== Segment start ==

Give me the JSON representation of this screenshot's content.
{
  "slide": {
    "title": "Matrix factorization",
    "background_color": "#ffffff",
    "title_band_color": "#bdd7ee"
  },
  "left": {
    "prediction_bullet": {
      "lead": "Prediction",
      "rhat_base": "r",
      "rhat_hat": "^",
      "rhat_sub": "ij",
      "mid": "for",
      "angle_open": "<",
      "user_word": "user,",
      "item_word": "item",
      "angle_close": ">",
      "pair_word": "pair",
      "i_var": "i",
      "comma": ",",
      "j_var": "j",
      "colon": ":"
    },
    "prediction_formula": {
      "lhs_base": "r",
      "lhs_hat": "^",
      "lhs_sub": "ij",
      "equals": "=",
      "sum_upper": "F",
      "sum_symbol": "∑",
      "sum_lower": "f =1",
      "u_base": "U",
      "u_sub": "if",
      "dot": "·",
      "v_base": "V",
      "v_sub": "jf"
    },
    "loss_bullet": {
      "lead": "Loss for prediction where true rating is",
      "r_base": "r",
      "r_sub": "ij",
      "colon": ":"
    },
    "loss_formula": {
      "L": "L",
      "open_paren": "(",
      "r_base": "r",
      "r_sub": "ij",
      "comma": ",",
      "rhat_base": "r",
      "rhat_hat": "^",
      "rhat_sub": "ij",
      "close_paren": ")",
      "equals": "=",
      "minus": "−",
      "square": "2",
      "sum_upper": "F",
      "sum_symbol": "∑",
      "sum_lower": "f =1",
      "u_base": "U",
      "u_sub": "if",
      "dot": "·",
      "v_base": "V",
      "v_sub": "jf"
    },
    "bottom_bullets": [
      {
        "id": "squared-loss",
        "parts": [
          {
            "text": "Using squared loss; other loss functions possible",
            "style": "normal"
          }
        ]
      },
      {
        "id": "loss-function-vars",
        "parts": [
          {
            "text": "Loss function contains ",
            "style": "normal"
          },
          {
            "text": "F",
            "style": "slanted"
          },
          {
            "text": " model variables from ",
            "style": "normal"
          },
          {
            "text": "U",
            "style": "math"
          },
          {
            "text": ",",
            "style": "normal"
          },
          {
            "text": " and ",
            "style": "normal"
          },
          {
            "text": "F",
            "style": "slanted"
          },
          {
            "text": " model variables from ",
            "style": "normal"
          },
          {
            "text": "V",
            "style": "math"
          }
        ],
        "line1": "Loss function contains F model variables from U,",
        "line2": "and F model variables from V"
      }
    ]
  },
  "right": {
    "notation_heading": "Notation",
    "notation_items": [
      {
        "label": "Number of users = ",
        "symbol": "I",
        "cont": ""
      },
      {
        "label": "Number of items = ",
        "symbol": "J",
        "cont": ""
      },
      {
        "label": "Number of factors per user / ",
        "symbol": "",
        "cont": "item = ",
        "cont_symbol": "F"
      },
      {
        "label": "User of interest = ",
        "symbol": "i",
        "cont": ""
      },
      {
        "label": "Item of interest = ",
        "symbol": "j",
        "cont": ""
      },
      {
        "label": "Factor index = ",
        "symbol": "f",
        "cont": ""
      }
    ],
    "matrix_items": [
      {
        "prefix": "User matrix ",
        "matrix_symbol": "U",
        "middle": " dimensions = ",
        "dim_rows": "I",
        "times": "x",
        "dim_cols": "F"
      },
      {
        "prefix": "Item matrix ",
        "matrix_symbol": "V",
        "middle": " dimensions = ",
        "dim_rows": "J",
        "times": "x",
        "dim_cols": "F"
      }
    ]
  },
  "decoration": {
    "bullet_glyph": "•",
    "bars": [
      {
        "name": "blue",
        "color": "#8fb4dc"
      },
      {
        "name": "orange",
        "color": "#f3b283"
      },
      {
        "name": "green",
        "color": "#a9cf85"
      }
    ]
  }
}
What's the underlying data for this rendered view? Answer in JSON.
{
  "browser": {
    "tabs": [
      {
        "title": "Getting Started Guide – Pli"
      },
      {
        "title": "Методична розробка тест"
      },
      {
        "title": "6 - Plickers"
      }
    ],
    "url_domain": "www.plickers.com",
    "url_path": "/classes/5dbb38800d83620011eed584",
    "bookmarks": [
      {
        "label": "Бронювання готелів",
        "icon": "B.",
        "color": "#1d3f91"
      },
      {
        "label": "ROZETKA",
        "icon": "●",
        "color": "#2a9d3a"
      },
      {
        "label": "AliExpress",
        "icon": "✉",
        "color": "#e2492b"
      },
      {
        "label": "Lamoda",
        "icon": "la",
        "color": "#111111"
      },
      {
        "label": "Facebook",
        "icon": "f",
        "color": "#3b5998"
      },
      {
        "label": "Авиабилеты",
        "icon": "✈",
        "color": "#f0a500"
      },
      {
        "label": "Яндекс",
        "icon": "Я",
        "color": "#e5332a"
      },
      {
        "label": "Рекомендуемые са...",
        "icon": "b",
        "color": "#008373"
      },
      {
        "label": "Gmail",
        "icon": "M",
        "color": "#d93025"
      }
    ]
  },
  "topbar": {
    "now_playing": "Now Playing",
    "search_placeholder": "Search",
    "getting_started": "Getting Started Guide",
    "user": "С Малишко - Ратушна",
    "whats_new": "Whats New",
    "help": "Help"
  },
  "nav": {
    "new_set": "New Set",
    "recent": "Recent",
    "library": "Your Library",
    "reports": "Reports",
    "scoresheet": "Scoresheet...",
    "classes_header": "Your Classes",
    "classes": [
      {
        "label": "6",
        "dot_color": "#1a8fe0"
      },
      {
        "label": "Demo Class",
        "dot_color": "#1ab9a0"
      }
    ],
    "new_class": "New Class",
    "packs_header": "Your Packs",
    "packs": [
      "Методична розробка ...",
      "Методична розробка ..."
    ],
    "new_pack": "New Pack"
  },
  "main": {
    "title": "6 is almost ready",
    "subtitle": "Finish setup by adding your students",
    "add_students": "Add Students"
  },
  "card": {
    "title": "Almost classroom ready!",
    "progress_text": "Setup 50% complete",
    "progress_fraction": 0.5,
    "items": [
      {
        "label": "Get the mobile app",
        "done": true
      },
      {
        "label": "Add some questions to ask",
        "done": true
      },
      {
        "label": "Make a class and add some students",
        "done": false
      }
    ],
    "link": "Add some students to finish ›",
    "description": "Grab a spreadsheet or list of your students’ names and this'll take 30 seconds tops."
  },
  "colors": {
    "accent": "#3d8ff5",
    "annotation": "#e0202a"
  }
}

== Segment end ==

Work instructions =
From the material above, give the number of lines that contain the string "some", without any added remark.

Written solution =
3